- **Your assignment**:
Copy the data that follows, exactly and completely.

Website and app data records
#####
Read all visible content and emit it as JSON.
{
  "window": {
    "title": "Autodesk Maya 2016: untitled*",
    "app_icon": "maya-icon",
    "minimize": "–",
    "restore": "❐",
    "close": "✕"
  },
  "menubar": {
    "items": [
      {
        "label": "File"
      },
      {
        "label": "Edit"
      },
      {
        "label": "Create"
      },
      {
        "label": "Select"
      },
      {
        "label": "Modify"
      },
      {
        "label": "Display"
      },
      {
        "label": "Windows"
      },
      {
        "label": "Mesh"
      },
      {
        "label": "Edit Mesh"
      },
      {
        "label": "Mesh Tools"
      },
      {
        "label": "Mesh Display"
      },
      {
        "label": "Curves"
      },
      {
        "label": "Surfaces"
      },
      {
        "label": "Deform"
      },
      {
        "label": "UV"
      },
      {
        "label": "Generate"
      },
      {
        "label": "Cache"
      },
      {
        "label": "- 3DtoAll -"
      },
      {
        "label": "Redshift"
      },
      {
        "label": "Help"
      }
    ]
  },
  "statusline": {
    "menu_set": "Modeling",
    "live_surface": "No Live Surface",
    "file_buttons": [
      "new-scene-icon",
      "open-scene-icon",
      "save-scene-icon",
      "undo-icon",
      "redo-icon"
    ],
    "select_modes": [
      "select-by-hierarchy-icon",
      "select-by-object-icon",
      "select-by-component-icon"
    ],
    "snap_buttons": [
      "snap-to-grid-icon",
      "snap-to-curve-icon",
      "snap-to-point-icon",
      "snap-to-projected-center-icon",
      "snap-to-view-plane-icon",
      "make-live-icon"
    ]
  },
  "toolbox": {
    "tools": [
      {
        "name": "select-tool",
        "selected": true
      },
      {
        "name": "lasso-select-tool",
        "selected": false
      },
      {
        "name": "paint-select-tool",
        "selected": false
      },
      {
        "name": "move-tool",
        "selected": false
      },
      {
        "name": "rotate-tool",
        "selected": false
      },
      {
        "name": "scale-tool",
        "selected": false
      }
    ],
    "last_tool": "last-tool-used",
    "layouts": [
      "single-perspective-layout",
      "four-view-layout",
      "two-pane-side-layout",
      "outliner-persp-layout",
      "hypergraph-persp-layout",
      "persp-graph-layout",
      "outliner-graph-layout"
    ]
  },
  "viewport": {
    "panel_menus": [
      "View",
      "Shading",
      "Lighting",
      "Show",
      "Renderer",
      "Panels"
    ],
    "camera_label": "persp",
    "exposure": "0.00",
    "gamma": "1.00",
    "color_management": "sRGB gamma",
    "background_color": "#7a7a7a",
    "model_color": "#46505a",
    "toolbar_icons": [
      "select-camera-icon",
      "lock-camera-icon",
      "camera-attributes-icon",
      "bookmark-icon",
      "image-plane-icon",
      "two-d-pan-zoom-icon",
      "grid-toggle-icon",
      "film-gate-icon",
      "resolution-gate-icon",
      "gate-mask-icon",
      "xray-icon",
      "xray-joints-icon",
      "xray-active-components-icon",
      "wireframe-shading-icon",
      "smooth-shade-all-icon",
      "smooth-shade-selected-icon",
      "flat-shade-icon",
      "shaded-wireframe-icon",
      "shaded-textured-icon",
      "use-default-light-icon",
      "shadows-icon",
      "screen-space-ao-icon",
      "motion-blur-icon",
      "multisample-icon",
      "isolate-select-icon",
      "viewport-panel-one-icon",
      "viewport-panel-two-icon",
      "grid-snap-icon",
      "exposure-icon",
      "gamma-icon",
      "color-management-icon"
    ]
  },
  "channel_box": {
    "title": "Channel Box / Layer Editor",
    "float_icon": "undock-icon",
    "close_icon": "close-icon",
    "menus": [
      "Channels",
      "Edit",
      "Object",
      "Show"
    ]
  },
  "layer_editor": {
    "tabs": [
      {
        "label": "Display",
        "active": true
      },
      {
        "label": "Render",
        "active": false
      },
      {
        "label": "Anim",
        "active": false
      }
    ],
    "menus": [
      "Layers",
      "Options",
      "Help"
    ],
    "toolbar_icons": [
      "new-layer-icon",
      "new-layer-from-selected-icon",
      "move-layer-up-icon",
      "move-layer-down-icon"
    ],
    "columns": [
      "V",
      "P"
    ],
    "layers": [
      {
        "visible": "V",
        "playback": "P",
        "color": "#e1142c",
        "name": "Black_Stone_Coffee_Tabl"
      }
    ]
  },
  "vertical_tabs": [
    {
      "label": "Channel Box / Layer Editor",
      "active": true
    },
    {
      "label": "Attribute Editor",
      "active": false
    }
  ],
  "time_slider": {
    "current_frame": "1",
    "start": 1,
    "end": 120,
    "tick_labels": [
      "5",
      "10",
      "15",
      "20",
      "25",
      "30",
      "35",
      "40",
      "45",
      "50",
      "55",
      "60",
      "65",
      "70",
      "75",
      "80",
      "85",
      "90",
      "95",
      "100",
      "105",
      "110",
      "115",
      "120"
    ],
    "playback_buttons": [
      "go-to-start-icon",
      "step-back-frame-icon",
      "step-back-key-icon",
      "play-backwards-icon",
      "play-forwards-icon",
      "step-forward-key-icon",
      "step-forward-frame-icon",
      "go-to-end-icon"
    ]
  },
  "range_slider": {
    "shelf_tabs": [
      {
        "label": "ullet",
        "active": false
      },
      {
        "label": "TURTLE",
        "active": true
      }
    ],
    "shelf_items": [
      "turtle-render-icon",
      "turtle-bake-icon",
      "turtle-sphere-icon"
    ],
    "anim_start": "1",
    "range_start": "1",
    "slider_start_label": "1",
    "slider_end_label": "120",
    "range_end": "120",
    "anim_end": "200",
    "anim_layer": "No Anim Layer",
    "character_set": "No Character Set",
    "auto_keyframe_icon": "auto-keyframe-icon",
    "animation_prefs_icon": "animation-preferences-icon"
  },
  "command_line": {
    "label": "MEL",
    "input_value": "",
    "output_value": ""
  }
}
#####
- **Exercise result**:
Read all visible content and emit it as JSON.
{
  "window": {
    "title": "Autodesk Maya 2016: untitled*",
    "app_icon": "maya-icon",
    "minimize": "–",
    "restore": "❐",
    "close": "✕"
  },
  "menubar": {
    "items": [
      {
        "label": "File"
      },
      {
        "label": "Edit"
      },
      {
        "label": "Create"
      },
      {
        "label": "Select"
      },
      {
        "label": "Modify"
      },
      {
        "label": "Display"
      },
      {
        "label": "Windows"
      },
      {
        "label": "Mesh"
      },
      {
        "label": "Edit Mesh"
      },
      {
        "label": "Mesh Tools"
      },
      {
        "label": "Mesh Display"
      },
      {
        "label": "Curves"
      },
      {
        "label": "Surfaces"
      },
      {
        "label": "Deform"
      },
      {
        "label": "UV"
      },
      {
        "label": "Generate"
      },
      {
        "label": "Cache"
      },
      {
        "label": "- 3DtoAll -"
      },
      {
        "label": "Redshift"
      },
      {
        "label": "Help"
      }
    ]
  },
  "statusline": {
    "menu_set": "Modeling",
    "live_surface": "No Live Surface",
    "file_buttons": [
      "new-scene-icon",
      "open-scene-icon",
      "save-scene-icon",
      "undo-icon",
      "redo-icon"
    ],
    "select_modes": [
      "select-by-hierarchy-icon",
      "select-by-object-icon",
      "select-by-component-icon"
    ],
    "snap_buttons": [
      "snap-to-grid-icon",
      "snap-to-curve-icon",
      "snap-to-point-icon",
      "snap-to-projected-center-icon",
      "snap-to-view-plane-icon",
      "make-live-icon"
    ]
  },
  "toolbox": {
    "tools": [
      {
        "name": "select-tool",
        "selected": true
      },
      {
        "name": "lasso-select-tool",
        "selected": false
      },
      {
        "name": "paint-select-tool",
        "selected": false
      },
      {
        "name": "move-tool",
        "selected": false
      },
      {
        "name": "rotate-tool",
        "selected": false
      },
      {
        "name": "scale-tool",
        "selected": false
      }
    ],
    "last_tool": "last-tool-used",
    "layouts": [
      "single-perspective-layout",
      "four-view-layout",
      "two-pane-side-layout",
      "outliner-persp-layout",
      "hypergraph-persp-layout",
      "persp-graph-layout",
      "outliner-graph-layout"
    ]
  },
  "viewport": {
    "panel_menus": [
      "View",
      "Shading",
      "Lighting",
      "Show",
      "Renderer",
      "Panels"
    ],
    "camera_label": "persp",
    "exposure": "0.00",
    "gamma": "1.00",
    "color_management": "sRGB gamma",
    "background_color": "#7a7a7a",
    "model_color": "#46505a",
    "toolbar_icons": [
      "select-camera-icon",
      "lock-camera-icon",
      "camera-attributes-icon",
      "bookmark-icon",
      "image-plane-icon",
      "two-d-pan-zoom-icon",
      "grid-toggle-icon",
      "film-gate-icon",
      "resolution-gate-icon",
      "gate-mask-icon",
      "xray-icon",
      "xray-joints-icon",
      "xray-active-components-icon",
      "wireframe-shading-icon",
      "smooth-shade-all-icon",
      "smooth-shade-selected-icon",
      "flat-shade-icon",
      "shaded-wireframe-icon",
      "shaded-textured-icon",
      "use-default-light-icon",
      "shadows-icon",
      "screen-space-ao-icon",
      "motion-blur-icon",
      "multisample-icon",
      "isolate-select-icon",
      "viewport-panel-one-icon",
      "viewport-panel-two-icon",
      "grid-snap-icon",
      "exposure-icon",
      "gamma-icon",
      "color-management-icon"
    ]
  },
  "channel_box": {
    "title": "Channel Box / Layer Editor",
    "float_icon": "undock-icon",
    "close_icon": "close-icon",
    "menus": [
      "Channels",
      "Edit",
      "Object",
      "Show"
    ]
  },
  "layer_editor": {
    "tabs": [
      {
        "label": "Display",
        "active": true
      },
      {
        "label": "Render",
        "active": false
      },
      {
        "label": "Anim",
        "active": false
      }
    ],
    "menus": [
      "Layers",
      "Options",
      "Help"
    ],
    "toolbar_icons": [
      "new-layer-icon",
      "new-layer-from-selected-icon",
      "move-layer-up-icon",
      "move-layer-down-icon"
    ],
    "columns": [
      "V",
      "P"
    ],
    "layers": [
      {
        "visible": "V",
        "playback": "P",
        "color": "#e1142c",
        "name": "Black_Stone_Coffee_Tabl"
      }
    ]
  },
  "vertical_tabs": [
    {
      "label": "Channel Box / Layer Editor",
      "active": true
    },
    {
      "label": "Attribute Editor",
      "active": false
    }
  ],
  "time_slider": {
    "current_frame": "1",
    "start": 1,
    "end": 120,
    "tick_labels": [
      "5",
      "10",
      "15",
      "20",
      "25",
      "30",
      "35",
      "40",
      "45",
      "50",
      "55",
      "60",
      "65",
      "70",
      "75",
      "80",
      "85",
      "90",
      "95",
      "100",
      "105",
      "110",
      "115",
      "120"
    ],
    "playback_buttons": [
      "go-to-start-icon",
      "step-back-frame-icon",
      "step-back-key-icon",
      "play-backwards-icon",
      "play-forwards-icon",
      "step-forward-key-icon",
      "step-forward-frame-icon",
      "go-to-end-icon"
    ]
  },
  "range_slider": {
    "shelf_tabs": [
      {
        "label": "ullet",
        "active": false
      },
      {
        "label": "TURTLE",
        "active": true
      }
    ],
    "shelf_items": [
      "turtle-render-icon",
      "turtle-bake-icon",
      "turtle-sphere-icon"
    ],
    "anim_start": "1",
    "range_start": "1",
    "slider_start_label": "1",
    "slider_end_label": "120",
    "range_end": "120",
    "anim_end": "200",
    "anim_layer": "No Anim Layer",
    "character_set": "No Character Set",
    "auto_keyframe_icon": "auto-keyframe-icon",
    "animation_prefs_icon": "animation-preferences-icon"
  },
  "command_line": {
    "label": "MEL",
    "input_value": "",
    "output_value": ""
  }
}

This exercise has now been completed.